“Jon is just starting his freestyle career and got off to a fast start with a silver medal at the Schultz. He is a big athletic heavyweight with a great work ethic. Finding heavyweight training partners can be difficult so we are very fortunate to have a guy like Jon with us.” Needless to say, Gavin is pleased with the positive attributes these two competitors bring to the fold.
While the potential third athlete remains anonymous for the time being, one can be assured he is an extremely talented and accomplished wrestler with strong connections to the area. His addition to the Pittsburgh RTC will be invaluable.

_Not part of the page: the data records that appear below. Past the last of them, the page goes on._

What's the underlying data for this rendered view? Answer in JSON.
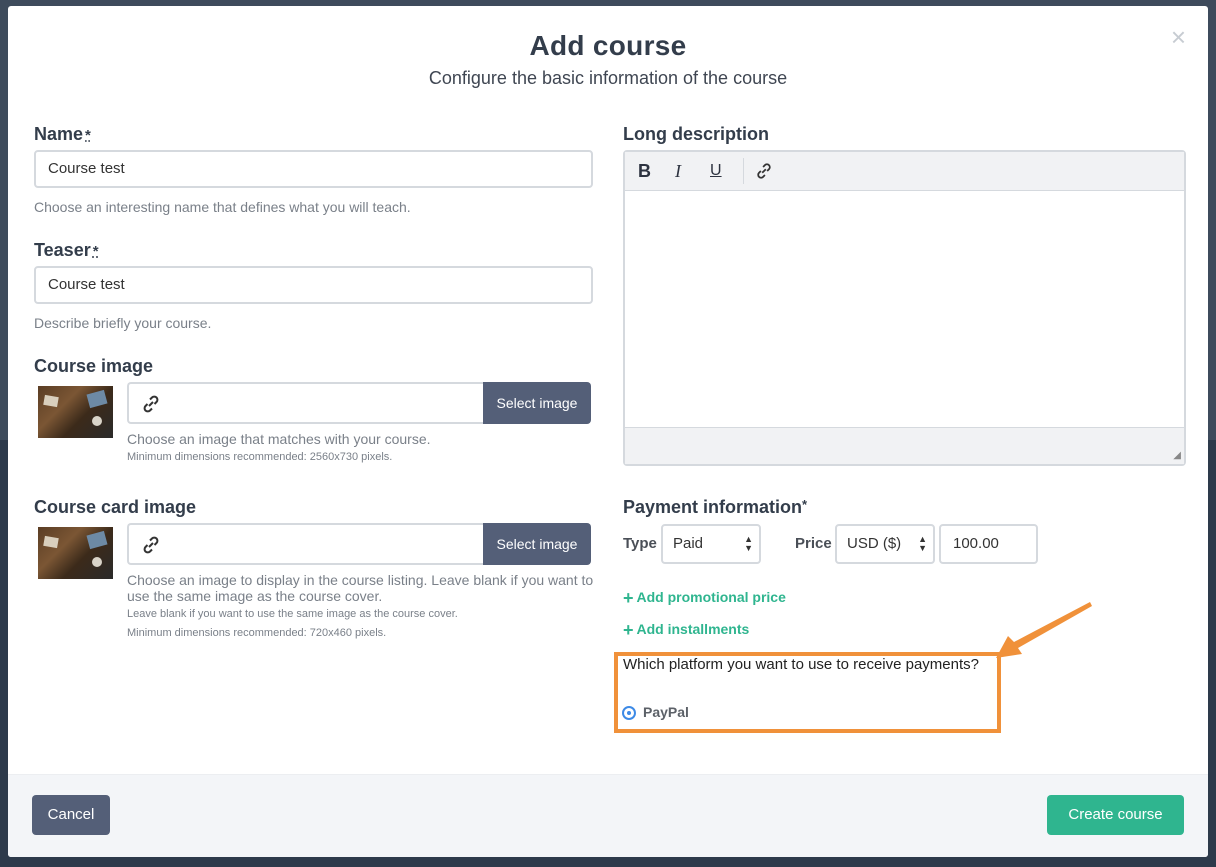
{
  "modal": {
    "title": "Add course",
    "subtitle": "Configure the basic information of the course",
    "close_glyph": "×"
  },
  "name": {
    "label": "Name",
    "required_mark": "*",
    "value": "Course test",
    "help": "Choose an interesting name that defines what you will teach."
  },
  "teaser": {
    "label": "Teaser",
    "required_mark": "*",
    "value": "Course test",
    "help": "Describe briefly your course."
  },
  "course_image": {
    "label": "Course image",
    "button": "Select image",
    "help": "Choose an image that matches with your course.",
    "help_small": "Minimum dimensions recommended: 2560x730 pixels."
  },
  "card_image": {
    "label": "Course card image",
    "button": "Select image",
    "help": "Choose an image to display in the course listing. Leave blank if you want to use the same image as the course cover.",
    "help_small_1": "Leave blank if you want to use the same image as the course cover.",
    "help_small_2": "Minimum dimensions recommended: 720x460 pixels."
  },
  "long_description": {
    "label": "Long description",
    "toolbar": {
      "bold": "B",
      "italic": "I",
      "underline": "U"
    }
  },
  "payment": {
    "label": "Payment information",
    "required_mark": "*",
    "type_label": "Type",
    "type_value": "Paid",
    "price_label": "Price",
    "currency_value": "USD ($)",
    "price_value": "100.00",
    "add_promo": "Add promotional price",
    "add_installments": "Add installments",
    "platform_question": "Which platform you want to use to receive payments?",
    "platform_option": "PayPal"
  },
  "footer": {
    "cancel": "Cancel",
    "create": "Create course"
  },
  "colors": {
    "primary_dark": "#545f78",
    "accent_green": "#2fb58f",
    "highlight_orange": "#f0913a"
  }
}
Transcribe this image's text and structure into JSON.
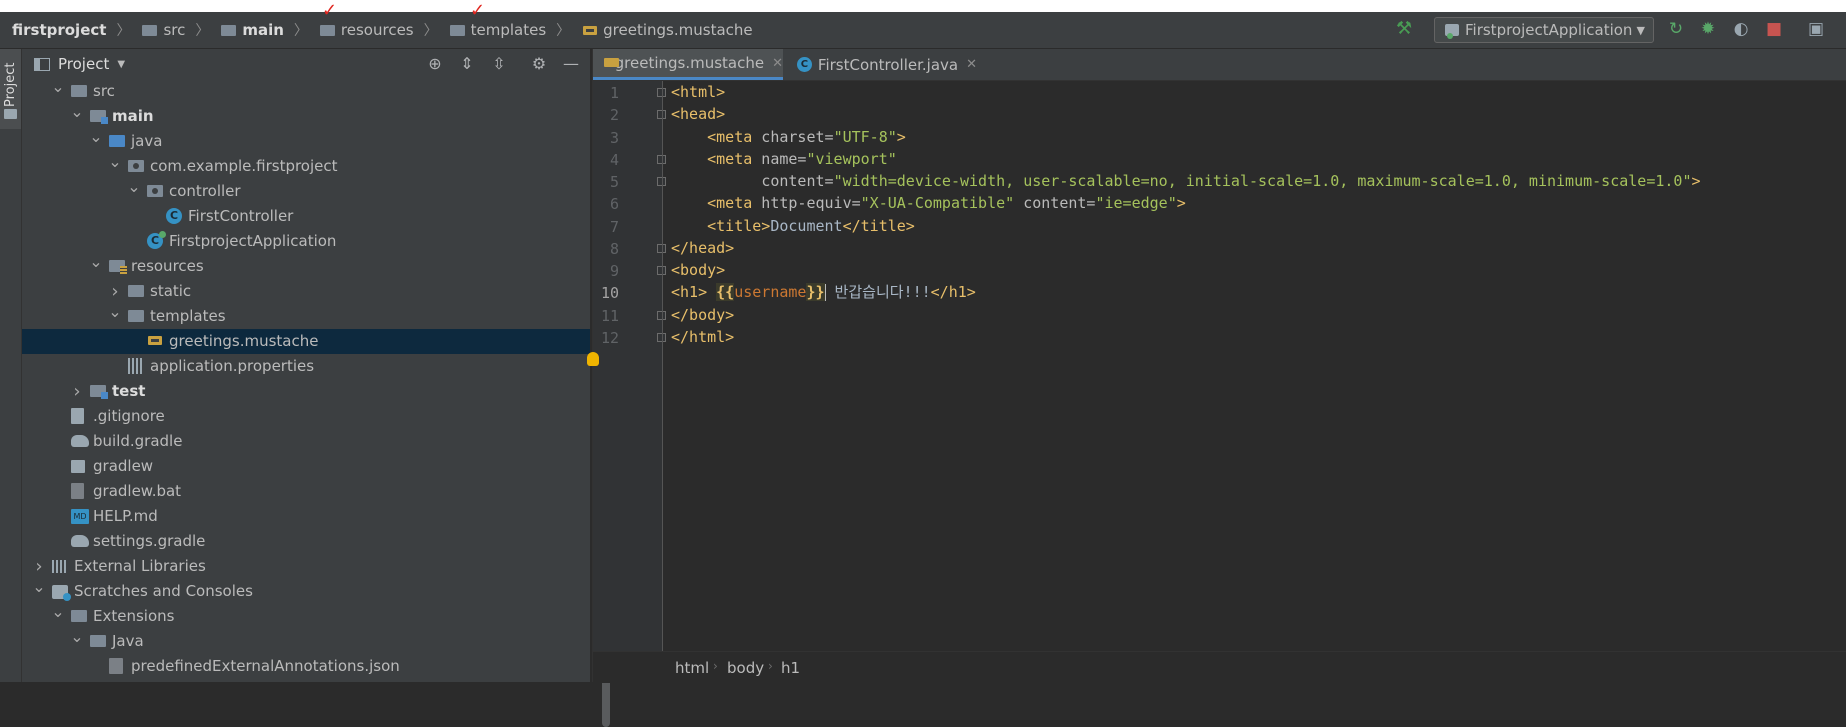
{
  "breadcrumbs": [
    {
      "label": "firstproject",
      "bold": true
    },
    {
      "label": "src"
    },
    {
      "label": "main",
      "bold": true
    },
    {
      "label": "resources"
    },
    {
      "label": "templates"
    },
    {
      "label": "greetings.mustache"
    }
  ],
  "run_config": {
    "label": "FirstprojectApplication"
  },
  "left_strip": {
    "label": "Project"
  },
  "project_panel": {
    "title": "Project"
  },
  "tree": [
    {
      "label": "src",
      "level": 1,
      "arrow": "down",
      "icon": "folder"
    },
    {
      "label": "main",
      "level": 2,
      "arrow": "down",
      "icon": "folder-module",
      "bold": true
    },
    {
      "label": "java",
      "level": 3,
      "arrow": "down",
      "icon": "folder-blue"
    },
    {
      "label": "com.example.firstproject",
      "level": 4,
      "arrow": "down",
      "icon": "package"
    },
    {
      "label": "controller",
      "level": 5,
      "arrow": "down",
      "icon": "package"
    },
    {
      "label": "FirstController",
      "level": 6,
      "icon": "class"
    },
    {
      "label": "FirstprojectApplication",
      "level": 5,
      "icon": "class-app"
    },
    {
      "label": "resources",
      "level": 3,
      "arrow": "down",
      "icon": "folder-res"
    },
    {
      "label": "static",
      "level": 4,
      "arrow": "right",
      "icon": "folder"
    },
    {
      "label": "templates",
      "level": 4,
      "arrow": "down",
      "icon": "folder"
    },
    {
      "label": "greetings.mustache",
      "level": 5,
      "icon": "mustache",
      "selected": true
    },
    {
      "label": "application.properties",
      "level": 4,
      "icon": "properties"
    },
    {
      "label": "test",
      "level": 2,
      "arrow": "right",
      "icon": "folder-module",
      "bold": true
    },
    {
      "label": ".gitignore",
      "level": 1,
      "icon": "file"
    },
    {
      "label": "build.gradle",
      "level": 1,
      "icon": "gradle"
    },
    {
      "label": "gradlew",
      "level": 1,
      "icon": "terminal"
    },
    {
      "label": "gradlew.bat",
      "level": 1,
      "icon": "file-dark"
    },
    {
      "label": "HELP.md",
      "level": 1,
      "icon": "md"
    },
    {
      "label": "settings.gradle",
      "level": 1,
      "icon": "gradle"
    },
    {
      "label": "External Libraries",
      "level": 0,
      "arrow": "right",
      "icon": "library"
    },
    {
      "label": "Scratches and Consoles",
      "level": 0,
      "arrow": "down",
      "icon": "scratch"
    },
    {
      "label": "Extensions",
      "level": 1,
      "arrow": "down",
      "icon": "folder"
    },
    {
      "label": "Java",
      "level": 2,
      "arrow": "down",
      "icon": "folder"
    },
    {
      "label": "predefinedExternalAnnotations.json",
      "level": 3,
      "icon": "json"
    }
  ],
  "editor_tabs": [
    {
      "label": "greetings.mustache",
      "active": true,
      "icon": "mustache"
    },
    {
      "label": "FirstController.java",
      "active": false,
      "icon": "class"
    }
  ],
  "line_numbers": [
    "1",
    "2",
    "3",
    "4",
    "5",
    "6",
    "7",
    "8",
    "9",
    "10",
    "11",
    "12"
  ],
  "current_line": "10",
  "code": {
    "l1": {
      "tag": "<html>"
    },
    "l2": {
      "tag": "<head>"
    },
    "l3": {
      "indent": "    ",
      "tag_open": "<meta",
      "a1": " charset=",
      "v1": "\"UTF-8\"",
      "tag_close": ">"
    },
    "l4": {
      "indent": "    ",
      "tag_open": "<meta",
      "a1": " name=",
      "v1": "\"viewport\""
    },
    "l5": {
      "indent": "          ",
      "a1": "content=",
      "v1": "\"width=device-width, user-scalable=no, initial-scale=1.0, maximum-scale=1.0, minimum-scale=1.0\"",
      "tag_close": ">"
    },
    "l6": {
      "indent": "    ",
      "tag_open": "<meta",
      "a1": " http-equiv=",
      "v1": "\"X-UA-Compatible\"",
      "a2": " content=",
      "v2": "\"ie=edge\"",
      "tag_close": ">"
    },
    "l7": {
      "indent": "    ",
      "tag_open": "<title>",
      "text": "Document",
      "tag_close": "</title>"
    },
    "l8": {
      "tag": "</head>"
    },
    "l9": {
      "tag": "<body>"
    },
    "l10": {
      "tag_open": "<h1>",
      "sp": " ",
      "m_open": "{{",
      "m_var": "username",
      "m_close": "}}",
      "text": " 반갑습니다!!!",
      "tag_close": "</h1>"
    },
    "l11": {
      "tag": "</body>"
    },
    "l12": {
      "tag": "</html>"
    }
  },
  "status_breadcrumbs": [
    "html",
    "body",
    "h1"
  ]
}
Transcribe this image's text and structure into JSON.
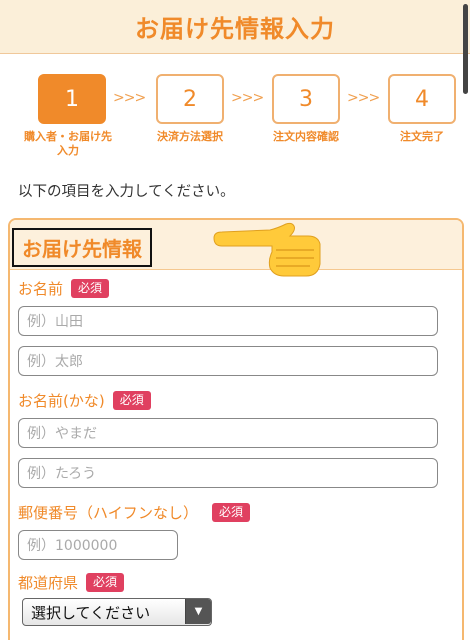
{
  "header": {
    "title": "お届け先情報入力"
  },
  "steps": [
    {
      "number": "1",
      "label": "購入者・お届け先入力",
      "active": true
    },
    {
      "number": "2",
      "label": "決済方法選択",
      "active": false
    },
    {
      "number": "3",
      "label": "注文内容確認",
      "active": false
    },
    {
      "number": "4",
      "label": "注文完了",
      "active": false
    }
  ],
  "step_arrow": ">>>",
  "intro": "以下の項目を入力してください。",
  "form": {
    "section_title": "お届け先情報",
    "required_badge": "必須",
    "name_label": "お名前",
    "last_name_placeholder": "例）山田",
    "first_name_placeholder": "例）太郎",
    "kana_label": "お名前(かな)",
    "last_kana_placeholder": "例）やまだ",
    "first_kana_placeholder": "例）たろう",
    "postal_label": "郵便番号（ハイフンなし）",
    "postal_placeholder": "例）1000000",
    "prefecture_label": "都道府県",
    "prefecture_value": "選択してください"
  },
  "colors": {
    "accent": "#f08a2a",
    "badge": "#e04060",
    "header_bg": "#fbefd9"
  }
}
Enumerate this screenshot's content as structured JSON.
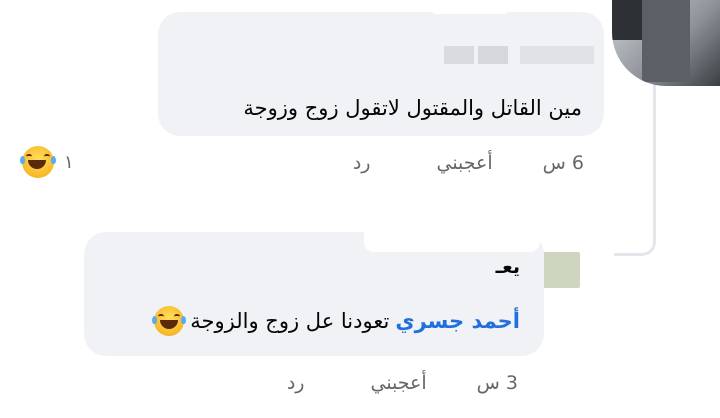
{
  "comments": [
    {
      "text": "مين القاتل والمقتول لاتقول زوج وزوجة",
      "time": "6 س",
      "like_label": "أعجبني",
      "reply_label": "رد",
      "reaction_count": "١",
      "reaction_icon": "laughing-tears-icon"
    }
  ],
  "reply": {
    "author": "يعـ",
    "mention": "أحمد جسري",
    "text": "تعودنا عل زوج والزوجة",
    "emoji_icon": "laughing-tears-icon",
    "time": "3 س",
    "like_label": "أعجبني",
    "reply_label": "رد"
  },
  "colors": {
    "bubble": "#f0f2f5",
    "mention": "#216fdb",
    "meta_text": "#65676b"
  }
}
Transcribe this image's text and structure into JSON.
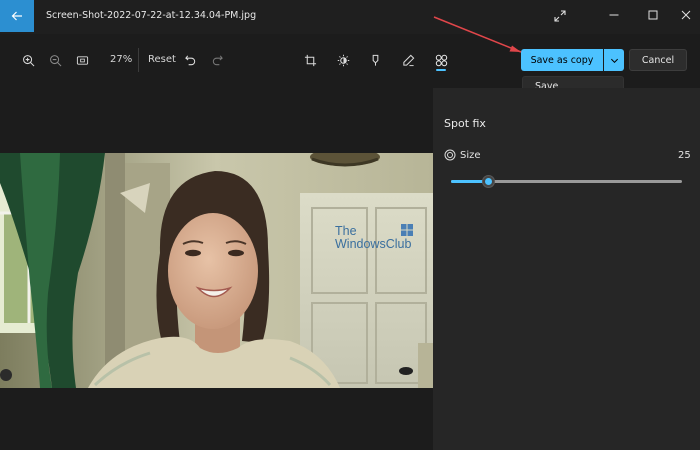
{
  "window": {
    "title": "Screen-Shot-2022-07-22-at-12.34.04-PM.jpg"
  },
  "toolbar": {
    "zoom_level": "27%",
    "reset_label": "Reset",
    "icons": [
      "zoom-in-icon",
      "zoom-out-icon",
      "fit-to-window-icon",
      "undo-icon",
      "redo-icon",
      "crop-icon",
      "brightness-icon",
      "markup-icon",
      "draw-icon",
      "retouch-icon"
    ],
    "active_tool": "retouch-icon"
  },
  "save_actions": {
    "save_as_copy_label": "Save as copy",
    "cancel_label": "Cancel",
    "dropdown_items": [
      "Save"
    ]
  },
  "photo": {
    "watermark_line1": "The",
    "watermark_line2": "WindowsClub"
  },
  "panel": {
    "title": "Spot fix",
    "size_label": "Size",
    "size_value": "25",
    "size_fraction": 0.16
  },
  "colors": {
    "accent": "#4cc2ff",
    "back_button": "#2c8fd1",
    "annotation_arrow": "#e0464a"
  }
}
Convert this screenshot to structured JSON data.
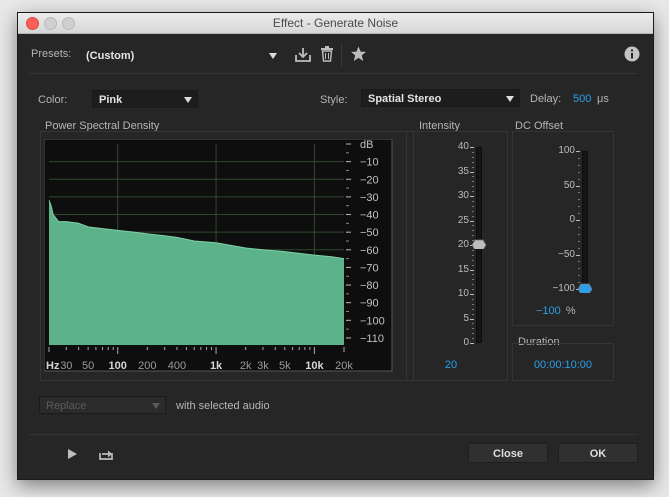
{
  "window": {
    "title": "Effect - Generate Noise"
  },
  "presets": {
    "label": "Presets:",
    "value": "(Custom)",
    "icons": [
      "save-preset-icon",
      "delete-preset-icon",
      "favorite-star-icon",
      "info-icon"
    ]
  },
  "color": {
    "label": "Color:",
    "value": "Pink"
  },
  "style": {
    "label": "Style:",
    "value": "Spatial Stereo"
  },
  "delay": {
    "label": "Delay:",
    "value": "500",
    "unit": "μs"
  },
  "psd": {
    "label": "Power Spectral Density",
    "fill_color": "#5cb38a",
    "db_labels": [
      "dB",
      "−10",
      "−20",
      "−30",
      "−40",
      "−50",
      "−60",
      "−70",
      "−80",
      "−90",
      "−100",
      "−110"
    ],
    "hz_labels": [
      "Hz",
      "30",
      "50",
      "100",
      "200",
      "400",
      "1k",
      "2k",
      "3k",
      "5k",
      "10k",
      "20k"
    ]
  },
  "chart_data": {
    "type": "area",
    "title": "Power Spectral Density",
    "xlabel": "Hz",
    "ylabel": "dB",
    "x_scale": "log",
    "x": [
      20,
      21,
      22,
      25,
      30,
      40,
      50,
      70,
      100,
      150,
      200,
      300,
      400,
      600,
      1000,
      2000,
      3000,
      5000,
      10000,
      15000,
      20000
    ],
    "values": [
      -32,
      -35,
      -40,
      -44,
      -44,
      -45,
      -47,
      -48,
      -49,
      -50,
      -51,
      -52,
      -53,
      -55,
      -56,
      -59,
      -60,
      -61,
      -63,
      -64,
      -65
    ],
    "ylim": [
      -114,
      0
    ],
    "xlim": [
      20,
      20000
    ],
    "grid": true
  },
  "intensity": {
    "label": "Intensity",
    "ticks": [
      "40",
      "35",
      "30",
      "25",
      "20",
      "15",
      "10",
      "5",
      "0"
    ],
    "value": "20",
    "level": 20,
    "max": 40
  },
  "dc_offset": {
    "label": "DC Offset",
    "ticks": [
      "100",
      "50",
      "0",
      "−50",
      "−100"
    ],
    "value": "−100",
    "unit": "%",
    "level": -100
  },
  "duration": {
    "label": "Duration",
    "value": "00:00:10:00"
  },
  "replace": {
    "value": "Replace",
    "suffix": "with selected audio"
  },
  "footer": {
    "close_label": "Close",
    "ok_label": "OK"
  },
  "colors": {
    "accent_blue": "#2d9ee8",
    "spectrum_green": "#5cb38a",
    "background": "#262626"
  }
}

Many of the top high school wrestlers are now selecting their college with at least paying some respect to that program’s RTC. With their eyes on Olympic medals, the nation’s top prospects are asking questions about their potential training partners and the coaches’ freestyle accolades.
“Big time,” Youtsey responded when asked if any of Pitt’s recruits were inquiring about the RTC. They want to stay at the same school after their college career is over, and be assured, Pitt is touting Gavin’s prowess in this area of wrestling, as well as the opportunity to train with someone as good as Samat and Jon.
Not only does physically working out with the “next level” guys help a college wrestler, but seeing their mental preparation and discipline can have positive carryover as well. Conor had nothing but glowing remarks regarding Samat and Jon’s attitude and dedication. He mentioned their overall “lifestyle” and “mental toughness” as something any NCAA athlete could benefit from being around. Especially Samat, who came from a very poor country, the word most commonly used to describe how he carries himself was, “gratitude.”
Freestyle Training = Folkstyle Training
One of the biggest positives for the Pitt program so far this summer has been the “buy in” from the team. As Youtsey described, every member of the roster that is eligible to train at the RTC has been there every single day.
A traditional fan may question how training freestyle can improve one’s folkstyle wrestling. The answer is simple: “wrestling is wrestling.” Specifically, it helps with “better positioning” and “clean finishes.” This is due to the exposure rule in freestyle which prevents wrestlers from scrambling to prevent a takedown. It forces the offensive wrestler to finish as quickly and as efficiently as possible. In folkstyle, where a wrestler can dive to a leg or roll under, getting your opponent to the mat as fast as possible is paramount. Additionally, training freestyle provides more “time on the mat.” And after all, that is the most important thing.
In order for the Pittsburgh RTC to have a resident athlete at all ten weight classes and a full time coach on staff, the ultimate goal, they are going to need money. A lot of money. The approximate cost to add another athlete is $25,000 per year, but that can vary significantly based on health insurance and whether another club sponsors him. For example, Titan Mercury Wrestling Club and the New York Athletic Club, among others, can co-sponsor senior athletes to reduce the burden on the RTC. Furthermore, a more accomplished athlete will demand higher compensation.
The biggest fundraising events right now are the golf outing, casino night, and the summer camps. The golf outing and casino night are uniquely important as they allow donors, fans, and alumni the opportunity to meet and talk with the coaching staff, building a strong support group. While all three of these have been highly successful in the past, more funds need to be raised to support the costs of the RTC.
The summer camps are one area that may prove lucrative in this venture. Schools like Edinboro, Ohio State, and Minnesota have extensive camps throughout the summer, delivering vast sums of money. Not only could this be an area Pitt can capitalize on, but it also gives a chance for potential recruits to work with the resident athletes. Camps often feature “guest” or “special” clinicians. Who better than the best in the world?